The material of the Konark temple is stone. It is in the form of a colossal chariot with twelve pairs of lavishly-ornamented wheels, drawn by seven richly-caparisoned, galloping horses. The wheels have been carved against the sides of the “chariot”. .
The conception of this temple in the form of a chariot has mainly to do with Hindu beliefs regarding Surya that he is usually found on a chariot pulled by seven horses. Thus, the depiction of a chariot invariably became part of any artistic creation related to the sun god in India. The 12 pairs of wheels represent the 12 months of the year.
Once The Sun Temple was a major pilgrimage site of Odisha. Having a large complex and the intricate features of the premises of the temple fetched a number of tourists. Famous Chinese Monk Huen Tsang also travelled to Konark during 8th Century CE. At that time, Konark was a centre of Buddhism.
Causes of Destruction of The Temple
There are only legends behind the destruction of the temple. But no definite cause is there that reveals the real cause. Some say the temple got damaged due to natural causes and some explain the Muslim invasion of the temple causing massive destruction. The temple is believed to be destroyed between the 15th and 17th centuries.
Legend has it that the temple was held together with a huge magnet. Ships were forbidden to get close to Konark’s shore, lest the iron nails holding the planks together got pulled out by the magnet. It is said that Muslim invaders removed the magnet from the temple, causing the structure to fall into itself.
How to Reach
By road: There are tour buses and taxis available at capital city Bhubaneshwar that take you to Konark on a 60km ride.
By rail: The nearest railway station is Puri, about 35km from Konark. You can hire taxi services for the rest of the way.
By air: The nearest airport is at Bhubaneshwar.

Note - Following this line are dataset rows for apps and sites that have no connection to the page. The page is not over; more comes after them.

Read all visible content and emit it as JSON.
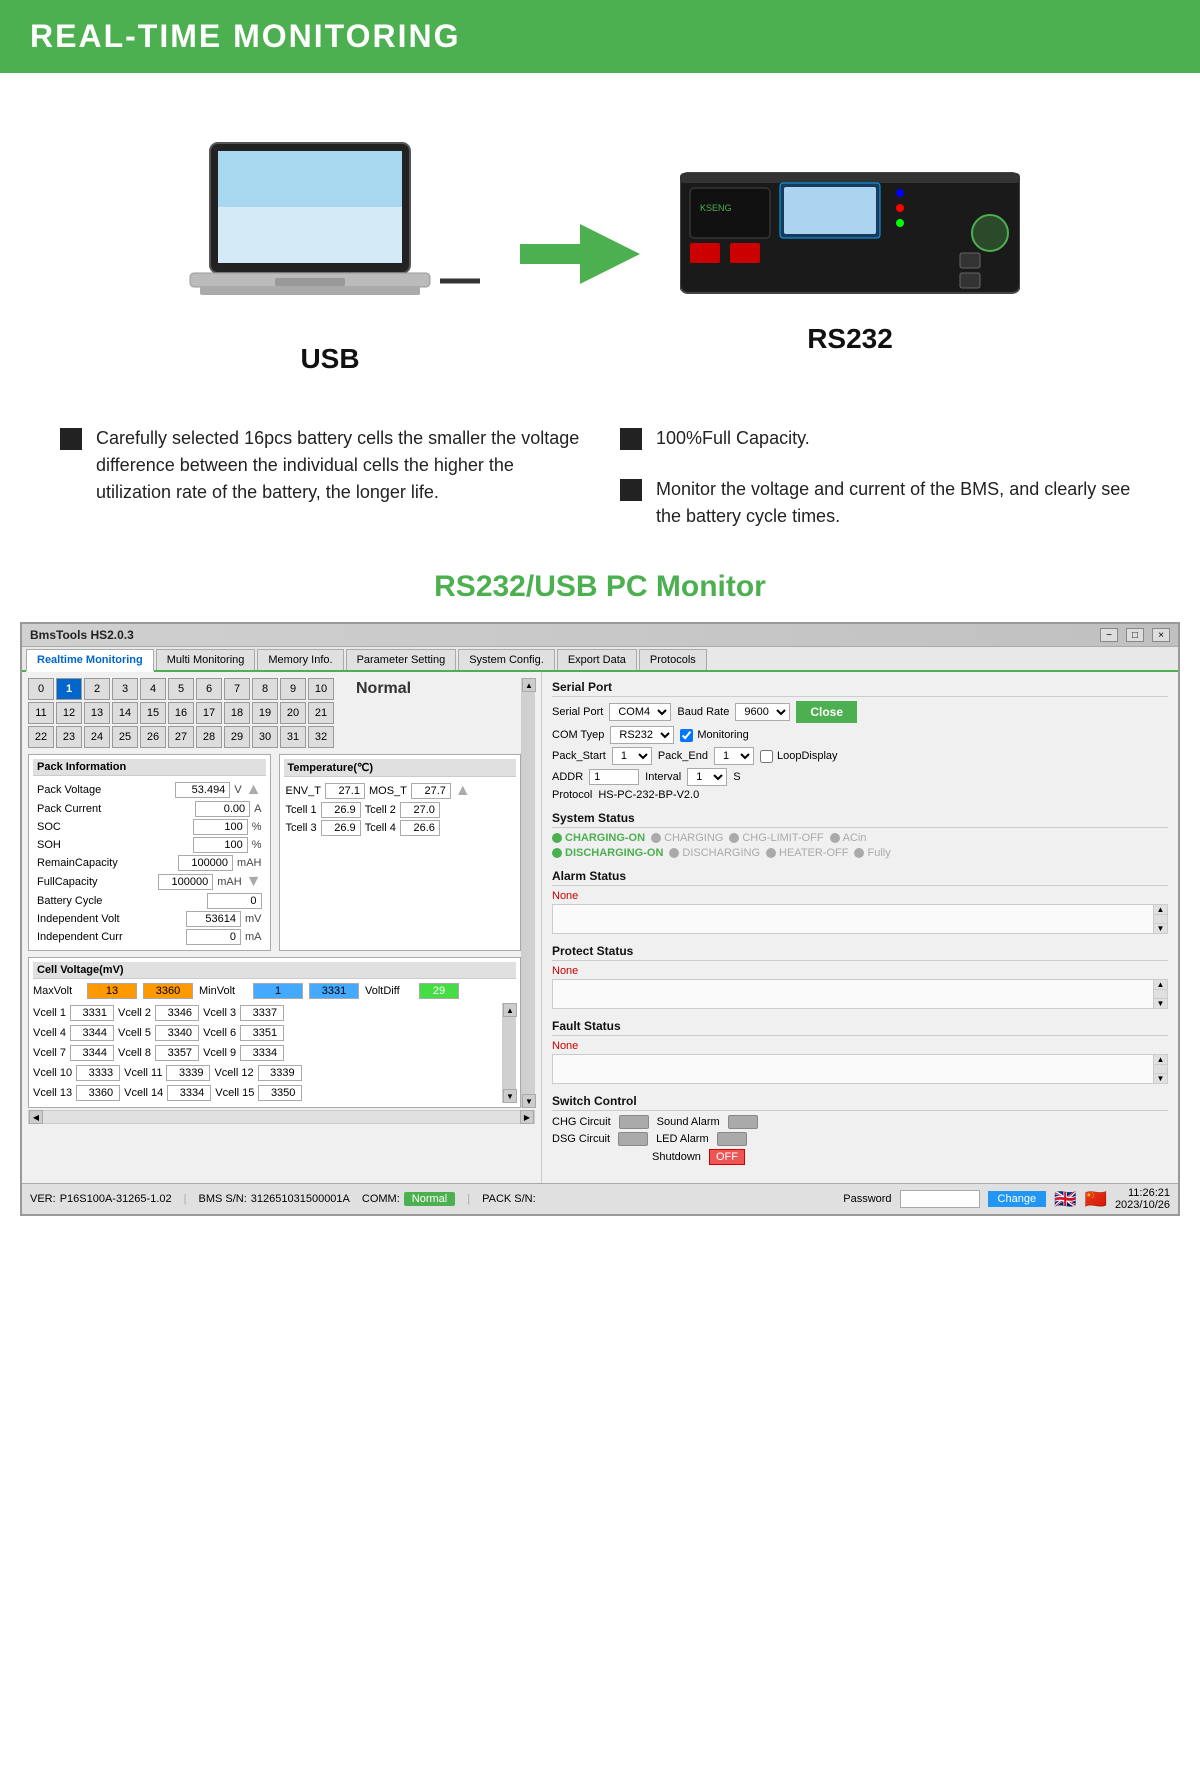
{
  "header": {
    "title": "REAL-TIME MONITORING"
  },
  "hero": {
    "usb_label": "USB",
    "rs232_label": "RS232"
  },
  "features": [
    {
      "text": "Carefully selected 16pcs battery cells the smaller the voltage difference between the individual cells the higher the utilization rate of the battery, the longer life."
    },
    {
      "text": "100%Full Capacity."
    },
    {
      "text": "Monitor the voltage and current of the BMS, and clearly see the battery cycle times."
    }
  ],
  "section_title": "RS232/USB PC Monitor",
  "bms": {
    "title": "BmsTools HS2.0.3",
    "tabs": [
      {
        "label": "Realtime Monitoring",
        "active": true
      },
      {
        "label": "Multi Monitoring"
      },
      {
        "label": "Memory Info."
      },
      {
        "label": "Parameter Setting"
      },
      {
        "label": "System Config."
      },
      {
        "label": "Export Data"
      },
      {
        "label": "Protocols"
      }
    ],
    "cell_grid": {
      "row1": [
        0,
        1,
        2,
        3,
        4,
        5,
        6,
        7,
        8,
        9,
        10
      ],
      "row2": [
        11,
        12,
        13,
        14,
        15,
        16,
        17,
        18,
        19,
        20,
        21
      ],
      "row3": [
        22,
        23,
        24,
        25,
        26,
        27,
        28,
        29,
        30,
        31,
        32
      ],
      "active_cell": 1,
      "normal_label": "Normal"
    },
    "pack_info": {
      "title": "Pack Information",
      "rows": [
        {
          "label": "Pack Voltage",
          "value": "53.494",
          "unit": "V"
        },
        {
          "label": "Pack Current",
          "value": "0.00",
          "unit": "A"
        },
        {
          "label": "SOC",
          "value": "100",
          "unit": "%"
        },
        {
          "label": "SOH",
          "value": "100",
          "unit": "%"
        },
        {
          "label": "RemainCapacity",
          "value": "100000",
          "unit": "mAH"
        },
        {
          "label": "FullCapacity",
          "value": "100000",
          "unit": "mAH"
        },
        {
          "label": "Battery Cycle",
          "value": "0",
          "unit": ""
        },
        {
          "label": "Independent Volt",
          "value": "53614",
          "unit": "mV"
        },
        {
          "label": "Independent Curr",
          "value": "0",
          "unit": "mA"
        }
      ]
    },
    "temperature": {
      "title": "Temperature(℃)",
      "rows": [
        {
          "label": "ENV_T",
          "value": "27.1",
          "label2": "MOS_T",
          "value2": "27.7"
        },
        {
          "label": "Tcell 1",
          "value": "26.9",
          "label2": "Tcell 2",
          "value2": "27.0"
        },
        {
          "label": "Tcell 3",
          "value": "26.9",
          "label2": "Tcell 4",
          "value2": "26.6"
        }
      ]
    },
    "cell_voltage": {
      "title": "Cell Voltage(mV)",
      "max_label": "MaxVolt",
      "max_cell": "13",
      "max_val": "3360",
      "min_label": "MinVolt",
      "min_cell": "1",
      "min_val": "3331",
      "diff_label": "VoltDiff",
      "diff_val": "29",
      "vcells": [
        {
          "label": "Vcell 1",
          "val": "3331"
        },
        {
          "label": "Vcell 2",
          "val": "3346"
        },
        {
          "label": "Vcell 3",
          "val": "3337"
        },
        {
          "label": "Vcell 4",
          "val": "3344"
        },
        {
          "label": "Vcell 5",
          "val": "3340"
        },
        {
          "label": "Vcell 6",
          "val": "3351"
        },
        {
          "label": "Vcell 7",
          "val": "3344"
        },
        {
          "label": "Vcell 8",
          "val": "3357"
        },
        {
          "label": "Vcell 9",
          "val": "3334"
        },
        {
          "label": "Vcell 10",
          "val": "3333"
        },
        {
          "label": "Vcell 11",
          "val": "3339"
        },
        {
          "label": "Vcell 12",
          "val": "3339"
        },
        {
          "label": "Vcell 13",
          "val": "3360"
        },
        {
          "label": "Vcell 14",
          "val": "3334"
        },
        {
          "label": "Vcell 15",
          "val": "3350"
        }
      ]
    },
    "serial_port": {
      "label": "Serial Port",
      "port_label": "Serial Port",
      "port_val": "COM4",
      "baud_label": "Baud Rate",
      "baud_val": "9600",
      "close_btn": "Close",
      "com_type_label": "COM Tyep",
      "com_type_val": "RS232",
      "monitoring_label": "Monitoring",
      "pack_start_label": "Pack_Start",
      "pack_start_val": "1",
      "pack_end_label": "Pack_End",
      "pack_end_val": "1",
      "loop_label": "LoopDisplay",
      "addr_label": "ADDR",
      "addr_val": "1",
      "interval_label": "Interval",
      "interval_val": "1",
      "interval_unit": "S",
      "protocol_label": "Protocol",
      "protocol_val": "HS-PC-232-BP-V2.0"
    },
    "system_status": {
      "label": "System Status",
      "indicators": [
        {
          "label": "CHARGING-ON",
          "active": true,
          "color": "green"
        },
        {
          "label": "CHARGING",
          "active": false,
          "color": "gray"
        },
        {
          "label": "CHG-LIMIT-OFF",
          "active": false,
          "color": "gray"
        },
        {
          "label": "ACin",
          "active": false,
          "color": "gray"
        },
        {
          "label": "DISCHARGING-ON",
          "active": true,
          "color": "green"
        },
        {
          "label": "DISCHARGING",
          "active": false,
          "color": "gray"
        },
        {
          "label": "HEATER-OFF",
          "active": false,
          "color": "gray"
        },
        {
          "label": "Fully",
          "active": false,
          "color": "gray"
        }
      ]
    },
    "alarm_status": {
      "label": "Alarm Status",
      "value": "None"
    },
    "protect_status": {
      "label": "Protect Status",
      "value": "None"
    },
    "fault_status": {
      "label": "Fault Status",
      "value": "None"
    },
    "switch_control": {
      "label": "Switch Control",
      "chg_label": "CHG Circuit",
      "sound_label": "Sound Alarm",
      "dsg_label": "DSG Circuit",
      "led_label": "LED Alarm",
      "shutdown_label": "Shutdown",
      "shutdown_val": "OFF"
    },
    "statusbar": {
      "ver_label": "VER:",
      "ver_val": "P16S100A-31265-1.02",
      "bms_sn_label": "BMS S/N:",
      "bms_sn_val": "312651031500001A",
      "comm_label": "COMM:",
      "comm_val": "Normal",
      "pack_sn_label": "PACK S/N:",
      "pack_sn_val": "",
      "password_label": "Password",
      "change_btn": "Change",
      "time": "11:26:21",
      "date": "2023/10/26"
    }
  }
}
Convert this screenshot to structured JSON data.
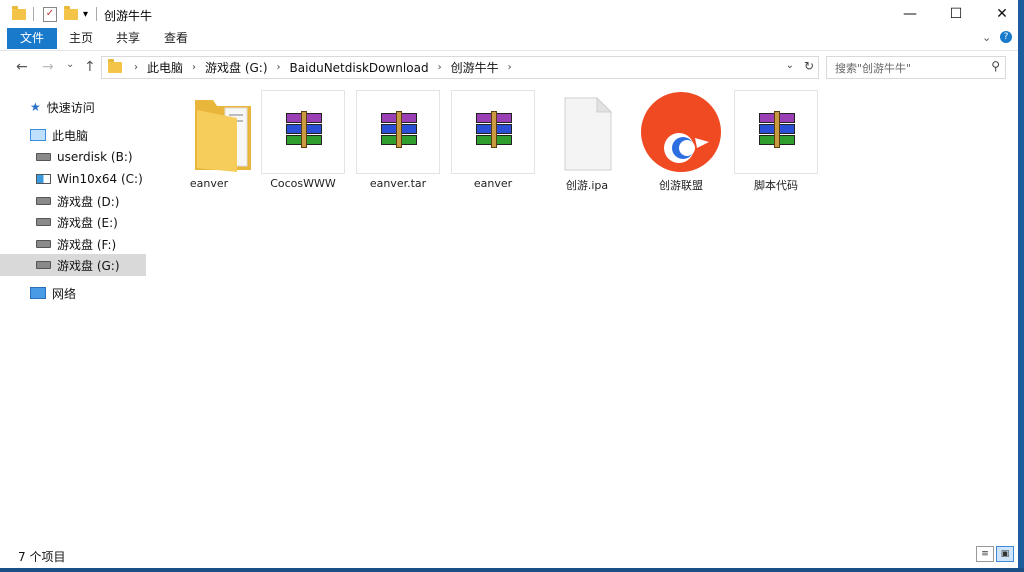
{
  "window": {
    "title": "创游牛牛"
  },
  "titlebar": {
    "minimize": "—",
    "maximize": "☐",
    "close": "✕",
    "qa_more": "▾"
  },
  "ribbon": {
    "tabs": [
      "文件",
      "主页",
      "共享",
      "查看"
    ],
    "collapse": "⌄",
    "help": "?"
  },
  "nav": {
    "back": "←",
    "forward": "→",
    "recent": "⌄",
    "up": "↑"
  },
  "address": {
    "crumbs": [
      "此电脑",
      "游戏盘 (G:)",
      "BaiduNetdiskDownload",
      "创游牛牛"
    ],
    "sep": "›",
    "dropdown": "⌄",
    "refresh": "↻"
  },
  "search": {
    "placeholder": "搜索\"创游牛牛\"",
    "icon": "⚲"
  },
  "sidebar": {
    "quick_access": "快速访问",
    "this_pc": "此电脑",
    "drives": [
      "userdisk (B:)",
      "Win10x64 (C:)",
      "游戏盘 (D:)",
      "游戏盘 (E:)",
      "游戏盘 (F:)",
      "游戏盘 (G:)"
    ],
    "network": "网络"
  },
  "files": [
    {
      "name": "eanver",
      "kind": "folder"
    },
    {
      "name": "CocosWWW",
      "kind": "archive"
    },
    {
      "name": "eanver.tar",
      "kind": "archive"
    },
    {
      "name": "eanver",
      "kind": "archive"
    },
    {
      "name": "创游.ipa",
      "kind": "blank"
    },
    {
      "name": "创游联盟",
      "kind": "app"
    },
    {
      "name": "脚本代码",
      "kind": "archive"
    }
  ],
  "status": {
    "count": "7 个项目"
  },
  "colors": {
    "accent": "#1979ca",
    "selected": "#d9d9d9",
    "folder": "#f3c448",
    "app": "#f04a23"
  }
}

The temple that exists today was partially restored by the conservation efforts of British India-era archaeological teams. The Sun temple was declared a UNESCO world heritage site in 1984. Pilgrims and tourists visit in a large number to this place round the year. Mostly, in the month of February, people gather here during the Chandrabhaga Mela, a fair arranged for the public.